“Wind is invisible,” author Lyall Watson once wrote, “which immediately puts it into a category of things like love, hate and politics that we find difficult to explain and impossible to ignore.”
Watson’s pairing of weather and politics resonates in Louisiana, where the occasional hurricane — and the subsequent haggling among politicians about storm recovery — remind us that any time there’s an ill wind, raucous debate can’t be far behind.
Watson, a native of South Africa who died in 2008, did a number of things through a long and colorful career, including work making nature documentaries and a stint as a sumo wrestling commentator on British television. But Watson’s chief legacy might very well be “Heaven’s Breath,” his 1984 book that offered general readers a natural history of wind. It’s back in print now in a new edition, and as one might expect, Louisiana’s hurricanes figure into the story.
Watson mentions Camille, which visited Louisiana in 1969, and Betsy, the 1965 storm that also afflicted the state, ranking for a time as the greatest U.S. natural disaster ever. “But her ravages,” Watson says of Betsy, “pale into insignificance compared with an anonymous cyclone of only moderate strength that hit the coast of Bangladesh in 1970, killing an estimated 300,000 people.

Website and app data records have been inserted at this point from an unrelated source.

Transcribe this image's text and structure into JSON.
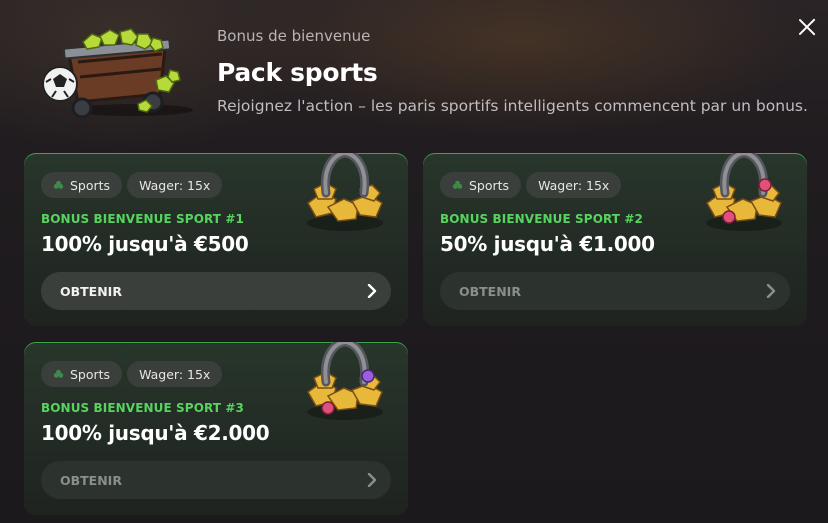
{
  "header": {
    "eyebrow": "Bonus de bienvenue",
    "title": "Pack sports",
    "subtitle": "Rejoignez l'action – les paris sportifs intelligents commencent par un bonus."
  },
  "close_icon": "close-icon",
  "cards": [
    {
      "tag_sport": "Sports",
      "tag_wager": "Wager: 15x",
      "label": "BONUS BIENVENUE SPORT #1",
      "amount": "100% jusqu'à €500",
      "button": "OBTENIR",
      "button_state": "active",
      "gem_color": "#f0c64b"
    },
    {
      "tag_sport": "Sports",
      "tag_wager": "Wager: 15x",
      "label": "BONUS BIENVENUE SPORT #2",
      "amount": "50% jusqu'à €1.000",
      "button": "OBTENIR",
      "button_state": "disabled",
      "gem_color": "#e0507a"
    },
    {
      "tag_sport": "Sports",
      "tag_wager": "Wager: 15x",
      "label": "BONUS BIENVENUE SPORT #3",
      "amount": "100% jusqu'à €2.000",
      "button": "OBTENIR",
      "button_state": "disabled",
      "gem_color": "#9a5fe0"
    }
  ],
  "colors": {
    "accent_green": "#57d45f",
    "card_border": "#3fa34d",
    "tag_bg": "#3a3f3b"
  }
}
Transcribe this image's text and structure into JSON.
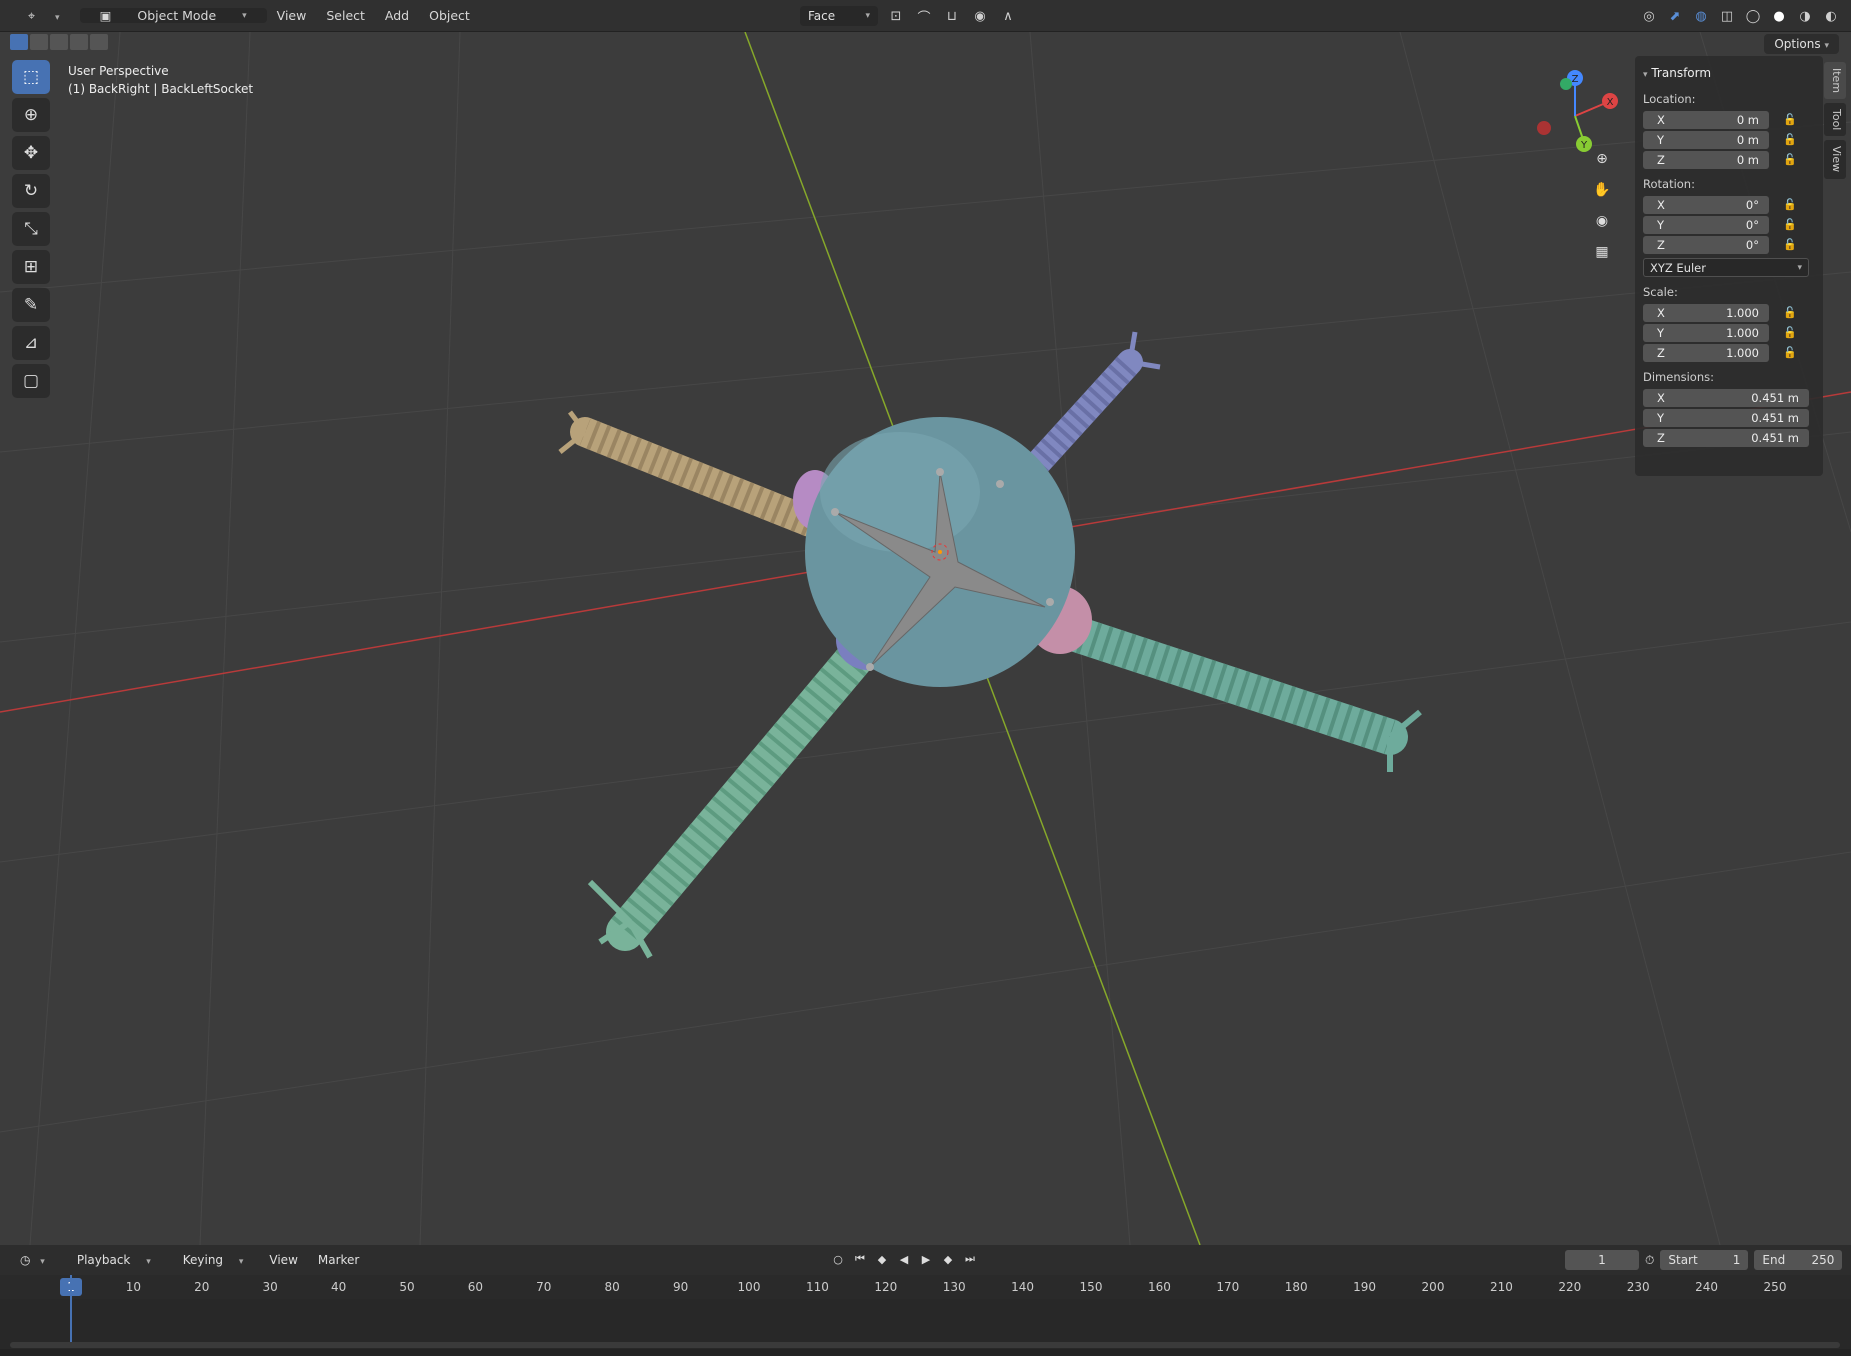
{
  "header": {
    "mode": "Object Mode",
    "menus": [
      "View",
      "Select",
      "Add",
      "Object"
    ],
    "orientation": "Face"
  },
  "viewport": {
    "perspective": "User Perspective",
    "object_info": "(1) BackRight | BackLeftSocket",
    "options_label": "Options"
  },
  "npanel": {
    "tabs": [
      "Item",
      "Tool",
      "View"
    ],
    "title": "Transform",
    "location": {
      "label": "Location:",
      "x": "0 m",
      "y": "0 m",
      "z": "0 m"
    },
    "rotation": {
      "label": "Rotation:",
      "x": "0°",
      "y": "0°",
      "z": "0°"
    },
    "rotation_mode": "XYZ Euler",
    "scale": {
      "label": "Scale:",
      "x": "1.000",
      "y": "1.000",
      "z": "1.000"
    },
    "dimensions": {
      "label": "Dimensions:",
      "x": "0.451 m",
      "y": "0.451 m",
      "z": "0.451 m"
    },
    "axes": [
      "X",
      "Y",
      "Z"
    ]
  },
  "gizmo": {
    "x": "X",
    "y": "Y",
    "z": "Z"
  },
  "timeline": {
    "menus": [
      "Playback",
      "Keying",
      "View",
      "Marker"
    ],
    "current_frame": "1",
    "start_label": "Start",
    "start_value": "1",
    "end_label": "End",
    "end_value": "250",
    "ticks": [
      "10",
      "20",
      "30",
      "40",
      "50",
      "60",
      "70",
      "80",
      "90",
      "100",
      "110",
      "120",
      "130",
      "140",
      "150",
      "160",
      "170",
      "180",
      "190",
      "200",
      "210",
      "220",
      "230",
      "240",
      "250"
    ]
  },
  "colors": {
    "accent": "#4772b3",
    "viewport_bg": "#3c3c3c",
    "sphere": "#6a95a0",
    "leg_tan": "#b8a27a",
    "leg_blue": "#8088c0",
    "leg_green": "#79b39a",
    "leg_teal": "#6eab9c",
    "axis_x": "#b83a3a",
    "axis_y": "#86a82a"
  }
}
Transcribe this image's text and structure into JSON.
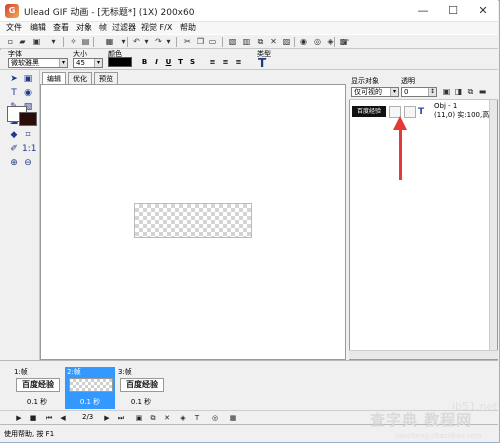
{
  "window": {
    "title": "Ulead GIF 动画 - [无标题*] (1X) 200x60",
    "controls": {
      "minimize": "—",
      "maximize": "☐",
      "close": "✕"
    }
  },
  "menu": [
    "文件",
    "编辑",
    "查看",
    "对象",
    "帧",
    "过滤器",
    "视觉 F/X",
    "帮助"
  ],
  "props": {
    "font_label": "字体",
    "font_value": "微软雅黑",
    "size_label": "大小",
    "size_value": "45",
    "color_label": "颜色",
    "color_value": "#000000",
    "type_label": "类型",
    "format_buttons": [
      "B",
      "I",
      "U",
      "T",
      "S"
    ]
  },
  "tabs": [
    "编辑",
    "优化",
    "预览"
  ],
  "object_panel": {
    "display_label": "显示对象",
    "display_value": "仅可视的",
    "opacity_label": "透明",
    "opacity_value": "0",
    "object_thumb_text": "百度经验",
    "object_info": "Obj - 1\n(11,0) 实:100,高:"
  },
  "frames": [
    {
      "label": "1:帧",
      "thumb": "百度经验",
      "delay": "0.1 秒",
      "selected": false
    },
    {
      "label": "2:帧",
      "thumb": "",
      "delay": "0.1 秒",
      "selected": true
    },
    {
      "label": "3:帧",
      "thumb": "百度经验",
      "delay": "0.1 秒",
      "selected": false
    }
  ],
  "playback": {
    "frame_count": "2/3"
  },
  "status": {
    "text": "使用帮助, 按 F1"
  },
  "watermark": {
    "main": "查字典 教程网",
    "url": "jiaocheng.chazidian.com",
    "site": "jb51.net"
  },
  "colors": {
    "accent_red": "#e53935",
    "selection_blue": "#3399ff",
    "background_color": "#2a0c08"
  }
}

The difference lies in the effects, not of direct wind, but of the storm surge those winds can produce.”
The issue of storm surge has even greater importance in Louisiana since Watson made his observation, as coastal land loss makes the state more vulnerable to wind-driven waters during major storms.
Regardless of their related effects, the basic power of hurricanes is awesome, Watson reminds readers. “An ordinary summer afternoon thunderstorm has the energy equivalent of thirteen Nagasaki-type atomic bombs,” he notes. “Most hurricanes have at least 25,000 times that potential for destruction.”
But wind can do good things, too, Watson is quick to point out. “Ordinary everyday winds put a large number of plants, at all stages of their life cycles, to flight. Collections taken from the summer air over Louisiana found the seeds of four species of daisy or thistle, five different grasses and a cottonwood, all lurking at a height of 1,500 meters, just waiting to descend on some new and likely habitat.”
Here in August, of course, a nice breeze is especially welcome. Here’s hoping that the rest of this year’s hurricane season brings us nothing more eventful.